There’s more at the link.
In another interesting article, Mr. Yam discusses ‘Choosing a 1911 for duty use‘, and makes the point that:
In light of [several issues described in detail in the article], the 1911 is not currently recommended for unit/agency level issue. The level of logistics and end user dedication required for this to be successful is higher than most units or agencies can support. With proper motivation and knowledge, it is possible for individual end users to be successful with the 1911, but results will likely be quite poor when the gun is issued en masse without the proper oversight.
Both articles are highly recommended reading.
I have to agree with Mr. Yam. I love the 1911 design as a highly effective piece of technological history. For several years I carried a World War II-production Remington Rand 1911A1 that had been modernized and customized for my requirements. It saved my life on more than one occasion. However, firearms technology has moved on since the 1911 was designed over a century ago. I find that shooters who don’t train frequently (i.e. at least every 2 weeks) can lose the ‘fine touch’ that it takes to handle a single-action weapon like the 1911 pistol with safety and maximum effectiveness. It’s a weapon for well-trained and -practiced shooters. It calls for frequent refreshment of one’s ‘muscle memory’ and handling techniques.
If you’re not going to practice more often than once per month, I strongly recommend a pistol such as the Glock, Smith & Wesson M&P, or an equivalent weapon.
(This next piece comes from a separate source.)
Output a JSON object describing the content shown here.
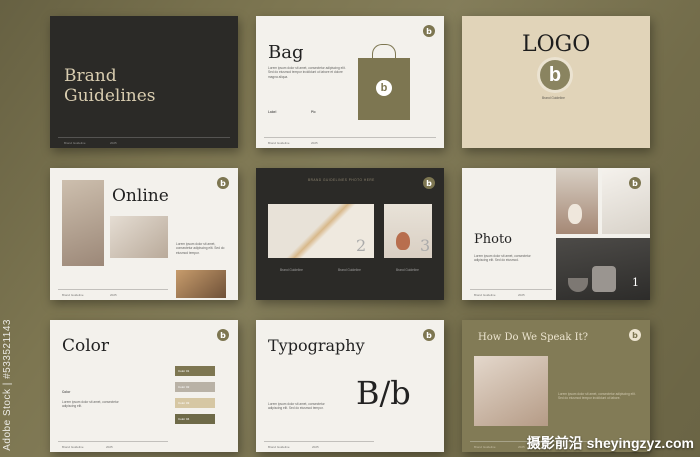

It’ll be much safer for you, and the pistol will be just as effective in your hands (if not more so) than the older design.
OK – now to brace myself for incoming slings and arrows from outraged 1911 fans . . .